  • Goods which maintain their identity (and which, if attached to other goods, can be separated without causing damage). Such goods will continue to belong to the seller where there is a basic form of retention of title clause as described above, so no additional provisions are necessary.
  •  Goods which lose their identity in the manufacturing process; for example, the sale of resin which is used in the manufacture of chipboard. The resulting new product (the chipboard) will belong to the buyer and the courts have held that if a retention of title clause purports to reserve rights in the new goods to the seller, the clause will create a charge which will be ineffective if not registered

It is clear from the case law, therefore, that the use of a mixed goods clause will achieve nothing for the seller. On the contrary, it may do harm if (following the same argument as described above in the case of a proceeds of sale clause), its invalidity also rendered the basic and all monies clauses invalid for non-registration as charges. Sellers of products which are quickly consumed within a manufacturing process should therefore consider alternative means of securing their purchase price, such as credit insurance.

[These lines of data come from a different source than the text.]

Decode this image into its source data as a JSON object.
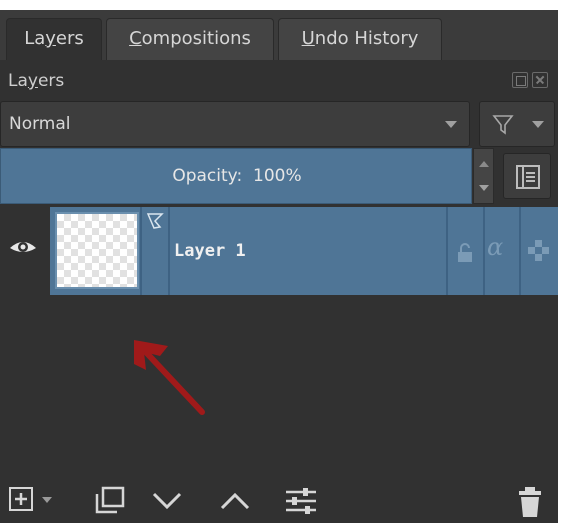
{
  "tabs": [
    {
      "pre": "La",
      "ul": "y",
      "post": "ers"
    },
    {
      "pre": "",
      "ul": "C",
      "post": "ompositions"
    },
    {
      "pre": "",
      "ul": "U",
      "post": "ndo History"
    }
  ],
  "docker": {
    "title_pre": "La",
    "title_ul": "y",
    "title_post": "ers"
  },
  "blend_mode": "Normal",
  "opacity": {
    "label": "Opacity:",
    "value": "100%"
  },
  "layer": {
    "name": "Layer 1",
    "alpha_symbol": "α"
  },
  "colors": {
    "panel": "#313131",
    "selection": "#4f7596",
    "annotation_arrow": "#a01a1a"
  },
  "icons": [
    "eye-icon",
    "lock-icon",
    "alpha-lock-icon",
    "inherit-alpha-icon",
    "filter-icon",
    "properties-icon",
    "add-layer-icon",
    "duplicate-icon",
    "move-down-icon",
    "move-up-icon",
    "layer-settings-icon",
    "delete-icon"
  ]
}
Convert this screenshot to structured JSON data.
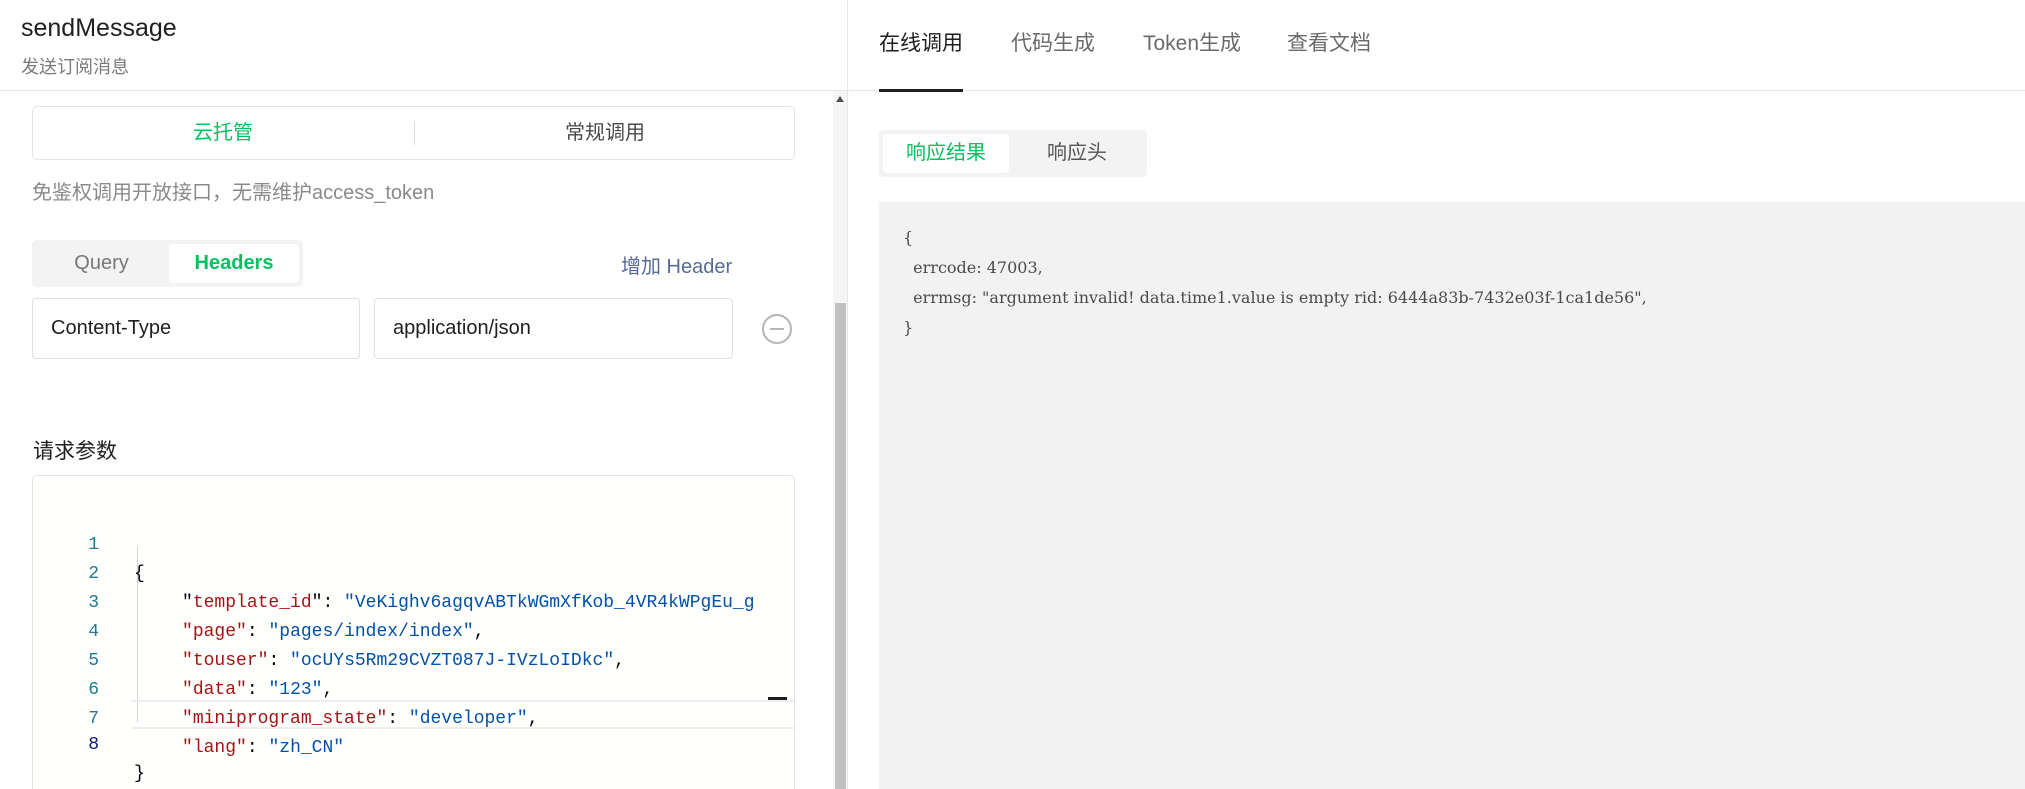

Limitations on effectiveness
The following actual or potential limitations upon the effectiveness of retention of title clauses should be borne in mind:

  • If the buyer is a company in administration, no steps can be taken without the consent of the administrator or the permission of the court to repossess goods supplied pursuant to a retention of title clause . This prohibition also applies during any interim moratorium in an administration.
  • The retention of title clause must be properly incorporated in the contract between the seller and the buyer in order to be enforceable as a contract term. This is often where retention of title clauses fail. A signed set of terms and conditions, incorporating the retention clause will go a long way to establish incorporation of the term into the contract.
  • A retention of title clause may be ineffective if its operation is inconsistent with the overall trading relationship between the parties. For example, an all monies is unlikely to be effective in the context of an agreement to supply finished goods for immediate resale ).
  • Retention of title will be of little or no practical benefit where the goods supplied are perishable or have a low scrap value.
  • Retention of title is an area which generates a rapidly changing body of case law. Particular clauses are liable to be rendered ineffective by a court decision at any time, so a review of retention of title clauses is a particularly important aspect of the overall review of standard terms which sellers should be carrying out on a regular basis.

Conclusion and alternatives
Decisions of the courts have severely restricted the effectiveness of complex mixed goods and proceeds of sale clauses. The most that a well-drafted retention of title clause is likely to achieve for a seller is:

  • The right to enter the buyer’s premises without trespassing.
  • The ability to recover goods stored at the buyer’s premises which can be identified as the seller’s, possibly to the extent of all sums owed by the buyer to the seller.
  •  A possible action for damages for conversion against a receiver or liquidator personally who sells goods which were identifiably the seller’s.
  • A retention of title clause should be regarded as an adjunct to a proper credit control system, not as a substitute for it. Where the seller has doubts as to the financial standing of the buyer, the seller should consider:
  • Reducing the period of credit allowed to the buyer, or the amount of credit, or both.
  • Taking alternative forms of security, such as a bank guarantee or letter of credit.
  •  Obtaining credit insurance. This has become more readily available in recent years, with a greater choice of tailor-made products on offer. The existence of a satisfactory set of standard terms of business is likely to be a precondition to obtaining such insurance.